[Footnote 141] See United States v. Ferreira, 54 U.S. (13 How.) 40 (1852); Gordon v. United States, 69 U.S. (2 Wall.) 561 (1865); In re Sanborn, 148 U.S. 222 (1893); cf. McGrath v. Kritensen, 340 U.S. 162, 167 -168 (1950).
[Footnote 143] Connor v. Johnson, 402 U.S. 690 (1971). Under Sec. 5 of the Voting Rights Act of 1965, 79 Stat. 437, 42 U.S.C. Sec. 1973e, no State may ''enact or seek to administer'' any change in election law or practice different from that in effect on a particular date without obtaining the approval of the Attorney General or the district court in the District of Columbia, a requirement interpreted to reach reapportionment and redistricting. Allen v. State Board of Elections, 393 U.S. 544 (1969); Perkins v. Matthews, 400 U.S. 379 (1971). The issue in Connor was whether a districting plan drawn up and ordered into effect by a federal district court, after it had rejected a legislatively-drawn plan, must be submitted for approval.
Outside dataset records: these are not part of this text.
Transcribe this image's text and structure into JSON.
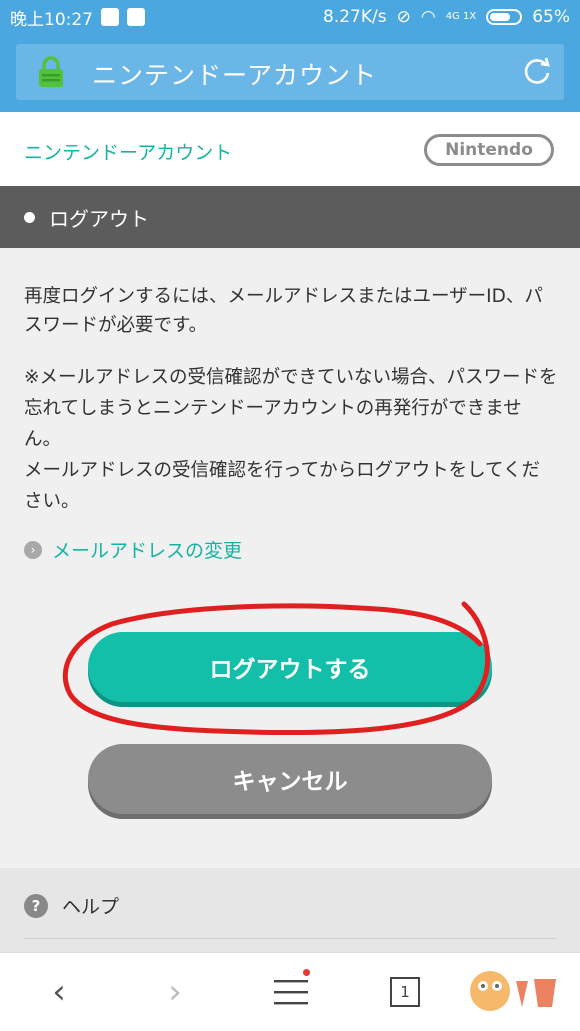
{
  "status_bar": {
    "time": "晚上10:27",
    "speed": "8.27K/s",
    "signal": "4G 1X",
    "battery": "65%"
  },
  "browser": {
    "title": "ニンテンドーアカウント",
    "lock_icon": "lock-icon",
    "reload_icon": "reload-icon"
  },
  "header": {
    "brand": "ニンテンドーアカウント",
    "logo": "Nintendo"
  },
  "section": {
    "title": "ログアウト"
  },
  "content": {
    "paragraph1": "再度ログインするには、メールアドレスまたはユーザーID、パスワードが必要です。",
    "paragraph2_line1": "※メールアドレスの受信確認ができていない場合、パスワードを忘れてしまうとニンテンドーアカウントの再発行ができません。",
    "paragraph2_line2": "メールアドレスの受信確認を行ってからログアウトをしてください。",
    "change_email_link": "メールアドレスの変更",
    "logout_button": "ログアウトする",
    "cancel_button": "キャンセル"
  },
  "help": {
    "label": "ヘルプ"
  },
  "bottom_nav": {
    "back": "‹",
    "forward": "›",
    "tab_count": "1"
  },
  "colors": {
    "accent": "#13bfa9",
    "topbar": "#4aa7e0",
    "section_bar": "#5c5c5c",
    "annotation": "#e02020"
  }
}
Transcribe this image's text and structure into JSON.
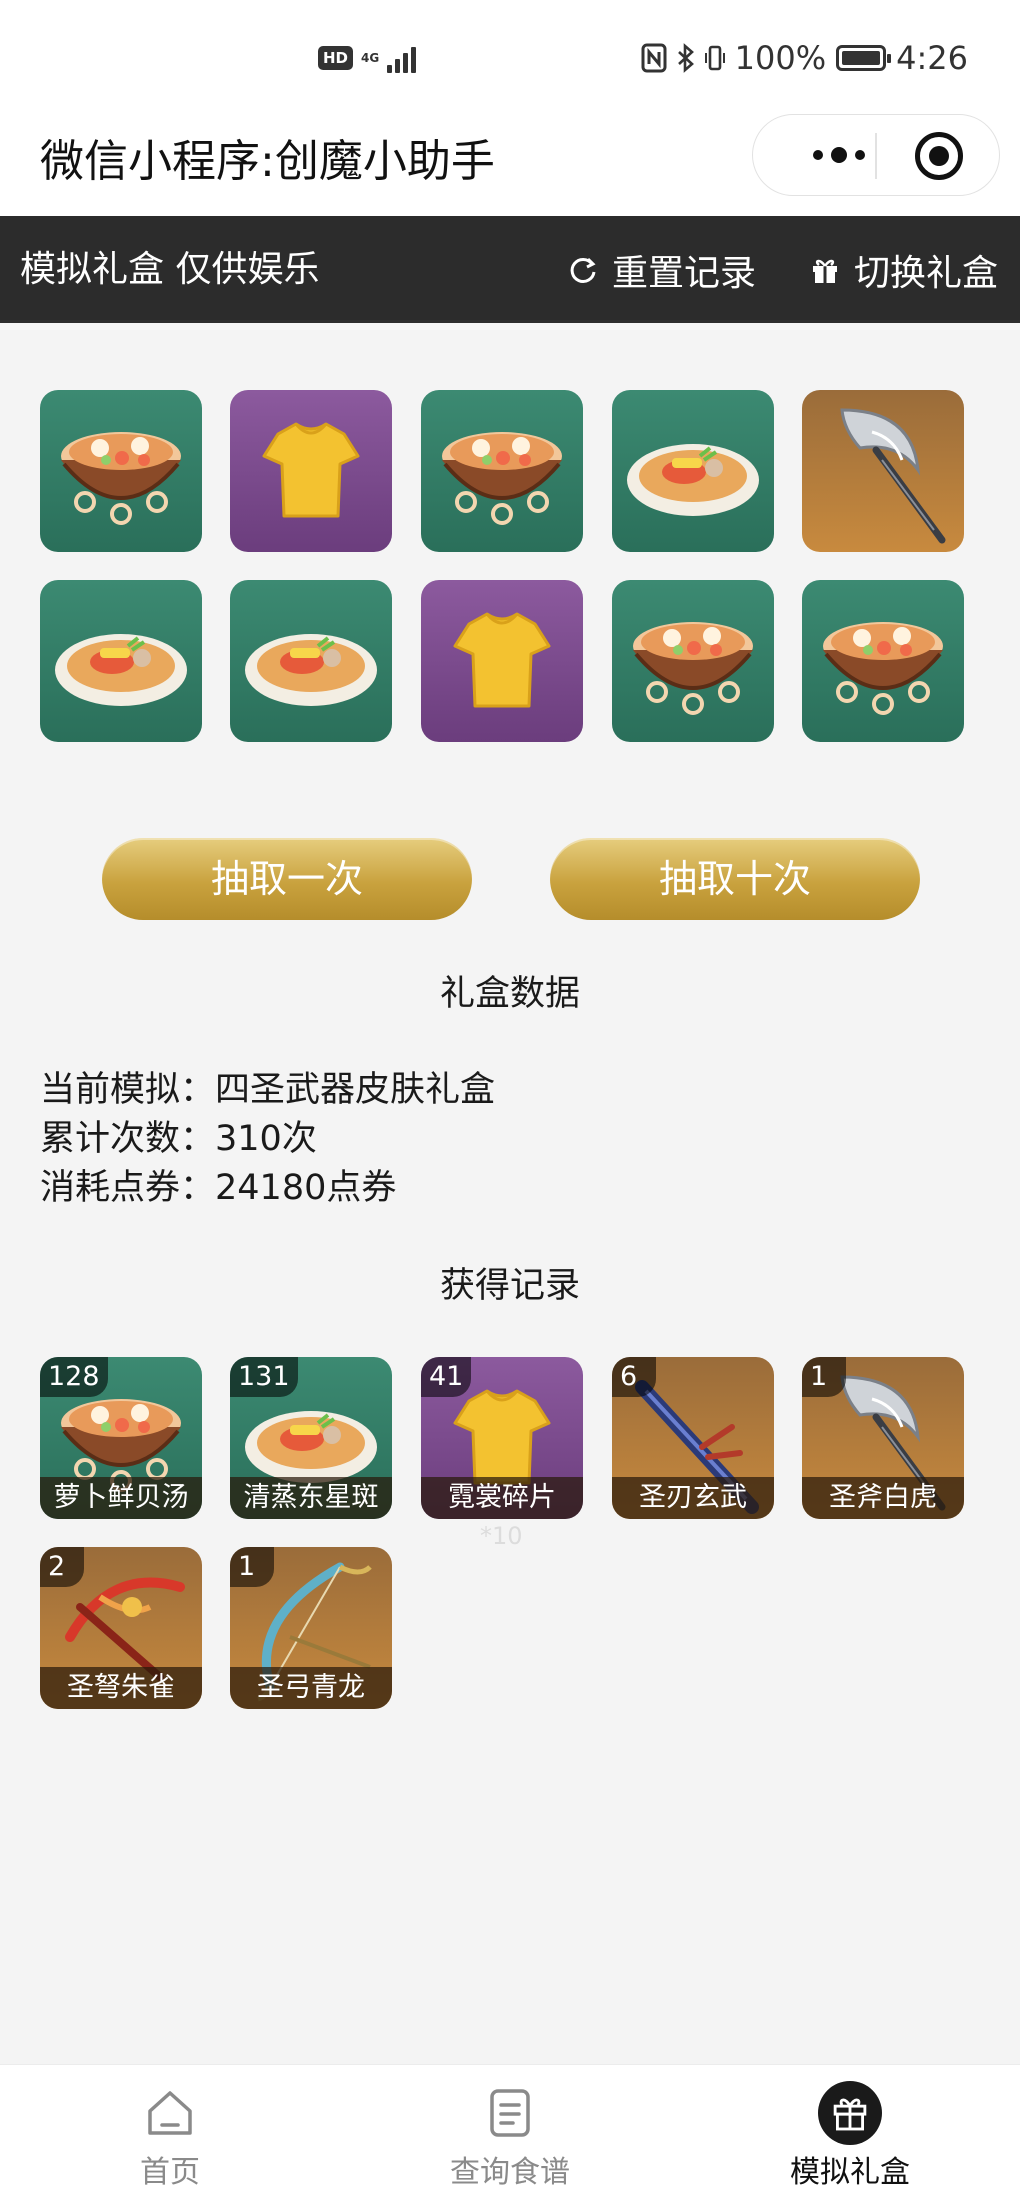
{
  "status_bar": {
    "hd": "HD",
    "network": "4G",
    "battery": "100%",
    "time": "4:26"
  },
  "titlebar": {
    "title": "微信小程序:创魔小助手"
  },
  "header": {
    "left_text": "模拟礼盒 仅供娱乐",
    "reset_label": "重置记录",
    "switch_label": "切换礼盒"
  },
  "draw_results": [
    {
      "item": "萝卜鲜贝汤",
      "icon": "soup-icon",
      "bg": "green"
    },
    {
      "item": "霓裳碎片",
      "icon": "shirt-icon",
      "bg": "purple"
    },
    {
      "item": "萝卜鲜贝汤",
      "icon": "soup-icon",
      "bg": "green"
    },
    {
      "item": "清蒸东星斑",
      "icon": "fish-dish-icon",
      "bg": "green"
    },
    {
      "item": "圣斧白虎",
      "icon": "axe-icon",
      "bg": "orange"
    },
    {
      "item": "清蒸东星斑",
      "icon": "fish-dish-icon",
      "bg": "green"
    },
    {
      "item": "清蒸东星斑",
      "icon": "fish-dish-icon",
      "bg": "green"
    },
    {
      "item": "霓裳碎片",
      "icon": "shirt-icon",
      "bg": "purple"
    },
    {
      "item": "萝卜鲜贝汤",
      "icon": "soup-icon",
      "bg": "green"
    },
    {
      "item": "萝卜鲜贝汤",
      "icon": "soup-icon",
      "bg": "green"
    }
  ],
  "buttons": {
    "draw_once": "抽取一次",
    "draw_ten": "抽取十次"
  },
  "stats": {
    "title": "礼盒数据",
    "current_label": "当前模拟：",
    "current_value": "四圣武器皮肤礼盒",
    "count_label": "累计次数：",
    "count_value": "310次",
    "cost_label": "消耗点券：",
    "cost_value": "24180点券"
  },
  "records": {
    "title": "获得记录",
    "items": [
      {
        "count": "128",
        "name": "萝卜鲜贝汤",
        "icon": "soup-icon",
        "bg": "green"
      },
      {
        "count": "131",
        "name": "清蒸东星斑",
        "icon": "fish-dish-icon",
        "bg": "green"
      },
      {
        "count": "41",
        "name": "霓裳碎片",
        "icon": "shirt-icon",
        "bg": "purple"
      },
      {
        "count": "6",
        "name": "圣刃玄武",
        "icon": "blade-icon",
        "bg": "orange"
      },
      {
        "count": "1",
        "name": "圣斧白虎",
        "icon": "axe-icon",
        "bg": "orange"
      },
      {
        "count": "2",
        "name": "圣弩朱雀",
        "icon": "crossbow-icon",
        "bg": "orange"
      },
      {
        "count": "1",
        "name": "圣弓青龙",
        "icon": "bow-icon",
        "bg": "orange"
      }
    ],
    "note": "*10"
  },
  "tabbar": {
    "home": "首页",
    "recipes": "查询食谱",
    "giftbox": "模拟礼盒",
    "active": "giftbox"
  },
  "colors": {
    "header_bg": "#2c2c2c",
    "gold": "#c9a23e",
    "green_tile": "#2a6f5a",
    "purple_tile": "#6b3d7d",
    "orange_tile": "#c88a3e"
  }
}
Unanimously, on the papers without oral argument, the Court ruled that, despite the statute's inclusive language, it did not apply to court-drawn plans.
[Footnote 144] The opinion was published in 117 U.S. 697 . See infra, n. 58, and text. See United States v. Jones, 119 U.S. 477 (1886). The Chief Justice's initial effort was in United States v. Ferreira, 54 U.S. (13 How.) 40 (1852).
[Footnote 146] Act of February 24, 1855, 10 Stat. 612, as amended, Act of March 3, 1963, 12 Stat. 737.
[Footnote 147] Gordon v. United States, 69 U.S. (2 Wall.) 561 (1865). Following congressional repeal of the objectionable section, Act of March 17, 1866, 14 Stat. 9, the Court accepted appellate jurisdiction. United States v. Jones, 119 U.S. 477 (1886); De Groot v. United States, 72 U.S. (5 Wall.) 419 (1867). But note that execution of the judgments was still dependent upon congressional appropriations. On the effect of the requirement for appropriations at a time when appropriations had to be made for judgments over $100,000, see Glidden Co. v. Zdanok, 370 U.S. 530, 568 -571 (1962). Cf. Regional Rail Reorganization Act Cases (Blanchette v. Connecticut General Ins. Corp.), 419 U.S. 102, 148 -149 & n. 35 (1974).
[Footnote 148] Published at 117 U.S. 697, 703 . Subsequent cases accepted the doctrine that an award of execution as distinguished from finality of judgment was an essential attribute of judicial power. See In re Sanborn, 148 U.S. 122, 226 , (1893); ICC v. Brimson, 154 U.S. 447, 483 (1894); La Abra Silver Mining Co. v. United States, 175 U.S. 423, 457 (1899); Frasch v. Moore, 211 U.S. 1 (1908); Muskrat v. United States, 219 U.S. 346, 355 , 361-362 (1911): Postum Cereal Co. v. California Fig Nut Co., 272 U.S. 693 (1927).
[Footnote 152] Nashville, C. & St. L. Ry. v. Wallace, 288 U.S. 249 (1933). The decisions in Swope and Wallace removed all constitutional doubts previously shrouding a proposed federal declaratory judgment act, which was enacted in 1934, 48 Stat. 955, 28 U.S.C. Sec. Sec. 2201-2202, and unanimously sustained in Aetna Life Ins. Co. v. Haworth, 300 U.S. 227 (1937).